The Cosmetic Science Research Group at London College of Fashion is using 3D scanning and printing to create personalized lipstick applicators.
As 3D printing takes the fashion world by storm, researchers from the Cosmetic Science Research Group at London College of Fashion are working on a way to incorporate additive manufacturing into beauty products too.
As most women know, lipstick is very personal. From getting the right shade to choosing matte or glossy, etc., every woman’s preference is unique. Plus, every woman’s mouth is also a different shape.
Now, researchers at the Cosmetic Science Research Group argue that the applicator itself should also be personal.
And why not? Their idea is to create a more convenient way to apply lipstick instead of the standard swivel-up tube.
By using 3D scanning and printing equipment, they’ve developed a new personal applicator that works better.
“The lipstick applicator is used by pressing the sculpted lipstick surface to the lips that deposits a uniform coating of the lipstick, thus removing the need for a mirror,” the researchers explain.
They decided to create a lipstick mold, base and cap for the applicator. In order to create a 3D printed applicator, the researchers need to first scan the lips of the participant.
Next, they created a profile with the data. The researchers then transfer the digital image model of the lips to Autodesk 3ds Max for modeling and optimization.
To find out which one created the best personalized applicator, the researchers explored two 3D printing techniques and three different materials.
They tried Acrylonitrile Butadiene Styrene (ABS), Polylactic acid (PLA) and a clear Formlab resin. For the 3D printing processes, the used Stereo lithography Technology (SLA) and Fused Deposition Modelling Technology (FDM).
So, they began testing SLA and FDM to create the components. They used ABS and PLA for the FDM printer and Clear V2 Formlab resin with the SLA printer.
Last, they filled the molds with lipstick and put them in the fridge. However, after removing the molds 15 minutes later, the researchers found that there was only one clear winner.

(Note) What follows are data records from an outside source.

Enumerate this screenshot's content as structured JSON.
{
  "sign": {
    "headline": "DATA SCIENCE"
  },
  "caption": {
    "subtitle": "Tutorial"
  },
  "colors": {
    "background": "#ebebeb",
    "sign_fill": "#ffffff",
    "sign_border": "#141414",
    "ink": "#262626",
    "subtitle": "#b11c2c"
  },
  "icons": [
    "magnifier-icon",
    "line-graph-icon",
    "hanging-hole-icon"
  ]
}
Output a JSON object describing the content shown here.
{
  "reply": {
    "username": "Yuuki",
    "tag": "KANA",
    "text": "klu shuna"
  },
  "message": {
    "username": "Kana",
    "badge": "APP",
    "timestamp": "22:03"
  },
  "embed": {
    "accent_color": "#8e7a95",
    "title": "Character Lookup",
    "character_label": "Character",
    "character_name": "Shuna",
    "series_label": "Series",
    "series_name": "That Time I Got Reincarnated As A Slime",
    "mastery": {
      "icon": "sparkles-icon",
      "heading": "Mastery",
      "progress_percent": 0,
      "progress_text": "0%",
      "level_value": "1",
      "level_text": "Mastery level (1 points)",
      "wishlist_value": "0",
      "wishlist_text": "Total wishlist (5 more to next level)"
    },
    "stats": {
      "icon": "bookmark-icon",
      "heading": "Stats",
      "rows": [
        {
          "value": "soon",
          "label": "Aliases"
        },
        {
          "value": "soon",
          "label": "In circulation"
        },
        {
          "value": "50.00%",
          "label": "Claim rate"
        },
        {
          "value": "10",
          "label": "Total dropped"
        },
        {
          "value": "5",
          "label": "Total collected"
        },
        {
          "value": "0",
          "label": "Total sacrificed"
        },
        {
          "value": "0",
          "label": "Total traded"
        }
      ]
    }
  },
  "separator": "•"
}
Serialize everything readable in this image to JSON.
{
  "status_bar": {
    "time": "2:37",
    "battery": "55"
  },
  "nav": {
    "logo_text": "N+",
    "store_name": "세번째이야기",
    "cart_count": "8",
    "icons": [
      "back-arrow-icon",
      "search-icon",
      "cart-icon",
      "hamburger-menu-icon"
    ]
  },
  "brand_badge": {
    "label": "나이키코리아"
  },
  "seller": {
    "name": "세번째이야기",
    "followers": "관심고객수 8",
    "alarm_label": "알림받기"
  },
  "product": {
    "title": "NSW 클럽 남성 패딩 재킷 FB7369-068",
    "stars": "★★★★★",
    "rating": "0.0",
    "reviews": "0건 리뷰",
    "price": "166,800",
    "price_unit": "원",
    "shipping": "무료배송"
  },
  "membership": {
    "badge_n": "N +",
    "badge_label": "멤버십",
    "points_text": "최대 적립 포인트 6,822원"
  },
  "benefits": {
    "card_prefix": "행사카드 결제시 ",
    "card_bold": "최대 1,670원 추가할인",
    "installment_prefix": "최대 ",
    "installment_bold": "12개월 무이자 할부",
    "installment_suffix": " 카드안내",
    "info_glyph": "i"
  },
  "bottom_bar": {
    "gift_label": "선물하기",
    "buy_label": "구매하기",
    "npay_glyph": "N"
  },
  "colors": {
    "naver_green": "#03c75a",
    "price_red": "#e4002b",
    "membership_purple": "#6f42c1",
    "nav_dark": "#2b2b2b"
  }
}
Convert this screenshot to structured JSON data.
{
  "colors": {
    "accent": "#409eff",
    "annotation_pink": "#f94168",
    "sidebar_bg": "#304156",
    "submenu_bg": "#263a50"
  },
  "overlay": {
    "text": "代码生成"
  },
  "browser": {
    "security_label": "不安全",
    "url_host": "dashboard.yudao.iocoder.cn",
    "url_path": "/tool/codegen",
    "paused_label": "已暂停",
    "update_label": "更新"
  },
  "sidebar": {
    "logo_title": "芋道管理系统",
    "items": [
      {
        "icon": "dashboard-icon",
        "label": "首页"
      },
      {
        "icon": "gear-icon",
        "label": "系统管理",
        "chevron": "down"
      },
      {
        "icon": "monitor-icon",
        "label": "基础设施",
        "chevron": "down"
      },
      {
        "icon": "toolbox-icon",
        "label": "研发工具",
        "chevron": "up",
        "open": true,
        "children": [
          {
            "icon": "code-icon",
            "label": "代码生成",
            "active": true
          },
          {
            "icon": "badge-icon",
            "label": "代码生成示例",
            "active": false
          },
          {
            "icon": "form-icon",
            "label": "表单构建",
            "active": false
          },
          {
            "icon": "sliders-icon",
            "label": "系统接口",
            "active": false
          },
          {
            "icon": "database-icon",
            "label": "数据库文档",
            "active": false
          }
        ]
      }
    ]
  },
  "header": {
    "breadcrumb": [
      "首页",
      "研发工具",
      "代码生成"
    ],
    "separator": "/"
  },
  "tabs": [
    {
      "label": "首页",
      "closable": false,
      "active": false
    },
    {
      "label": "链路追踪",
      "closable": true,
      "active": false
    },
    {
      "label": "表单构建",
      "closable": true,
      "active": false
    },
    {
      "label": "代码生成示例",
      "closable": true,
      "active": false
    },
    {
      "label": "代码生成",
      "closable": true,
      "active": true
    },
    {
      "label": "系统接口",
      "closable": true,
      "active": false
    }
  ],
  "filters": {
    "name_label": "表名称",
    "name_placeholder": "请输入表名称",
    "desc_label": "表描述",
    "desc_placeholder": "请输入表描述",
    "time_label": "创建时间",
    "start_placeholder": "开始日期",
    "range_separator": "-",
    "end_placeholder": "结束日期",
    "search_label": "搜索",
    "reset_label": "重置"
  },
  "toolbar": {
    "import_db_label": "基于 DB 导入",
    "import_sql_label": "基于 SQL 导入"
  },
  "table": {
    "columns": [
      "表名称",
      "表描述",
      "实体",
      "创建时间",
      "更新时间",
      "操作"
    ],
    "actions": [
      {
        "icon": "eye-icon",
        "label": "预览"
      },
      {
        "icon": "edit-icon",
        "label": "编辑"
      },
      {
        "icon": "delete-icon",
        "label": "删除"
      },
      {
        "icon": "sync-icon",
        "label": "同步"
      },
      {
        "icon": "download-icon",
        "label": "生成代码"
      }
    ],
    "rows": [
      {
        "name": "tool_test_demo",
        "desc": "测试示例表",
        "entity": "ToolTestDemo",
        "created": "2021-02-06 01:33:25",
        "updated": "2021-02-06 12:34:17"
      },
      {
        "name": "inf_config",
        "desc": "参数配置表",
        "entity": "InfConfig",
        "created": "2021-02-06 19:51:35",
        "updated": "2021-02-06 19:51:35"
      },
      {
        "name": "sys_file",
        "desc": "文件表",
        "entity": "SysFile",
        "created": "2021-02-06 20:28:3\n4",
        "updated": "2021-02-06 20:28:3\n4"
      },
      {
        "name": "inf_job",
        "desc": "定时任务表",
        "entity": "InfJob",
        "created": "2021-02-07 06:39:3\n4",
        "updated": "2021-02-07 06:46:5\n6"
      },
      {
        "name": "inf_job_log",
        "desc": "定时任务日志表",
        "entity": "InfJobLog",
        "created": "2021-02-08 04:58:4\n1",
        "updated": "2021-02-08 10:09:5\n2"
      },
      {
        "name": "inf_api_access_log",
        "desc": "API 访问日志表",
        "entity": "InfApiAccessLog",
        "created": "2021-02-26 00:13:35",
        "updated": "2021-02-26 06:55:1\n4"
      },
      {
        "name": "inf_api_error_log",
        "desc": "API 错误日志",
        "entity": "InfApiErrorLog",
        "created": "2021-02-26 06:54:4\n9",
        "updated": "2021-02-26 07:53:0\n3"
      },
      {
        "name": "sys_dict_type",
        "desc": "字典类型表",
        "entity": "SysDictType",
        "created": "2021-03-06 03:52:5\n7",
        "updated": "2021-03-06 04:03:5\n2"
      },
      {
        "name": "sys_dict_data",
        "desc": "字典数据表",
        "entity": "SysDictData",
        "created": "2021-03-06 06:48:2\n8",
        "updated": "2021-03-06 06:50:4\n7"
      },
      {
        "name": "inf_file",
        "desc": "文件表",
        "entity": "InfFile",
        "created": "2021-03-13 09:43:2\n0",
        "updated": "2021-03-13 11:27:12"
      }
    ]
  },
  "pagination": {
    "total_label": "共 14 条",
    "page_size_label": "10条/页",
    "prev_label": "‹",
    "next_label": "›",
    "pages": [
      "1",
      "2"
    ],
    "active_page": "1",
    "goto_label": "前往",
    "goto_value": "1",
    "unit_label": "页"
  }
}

The PLA applicator was the only one to properly detach from the lipstick every time.
When the woman simply presses her lips to her personally sculpted mold, it perfectly deposits the correct amount of lipstick.
Apparently, the most obvious benefit of having your own 3D lip scan is that you don’t need to find a mirror anymore since it’s perfectly shaped to your mouth.
“It was shown that a novel, bespoke, cosmetic product for the lips a personalized lipstick applicator, can be produced successfully using 3D printing technology,” the researchers conclude.
Would 3D printed lipstick applicators really make a difference to your beauty regimen or would they be too expensive?
It’s hard to say at this point. Like many things in fashion, it may take awhile before it’s available to the rest of us.
Source: Med Crave Online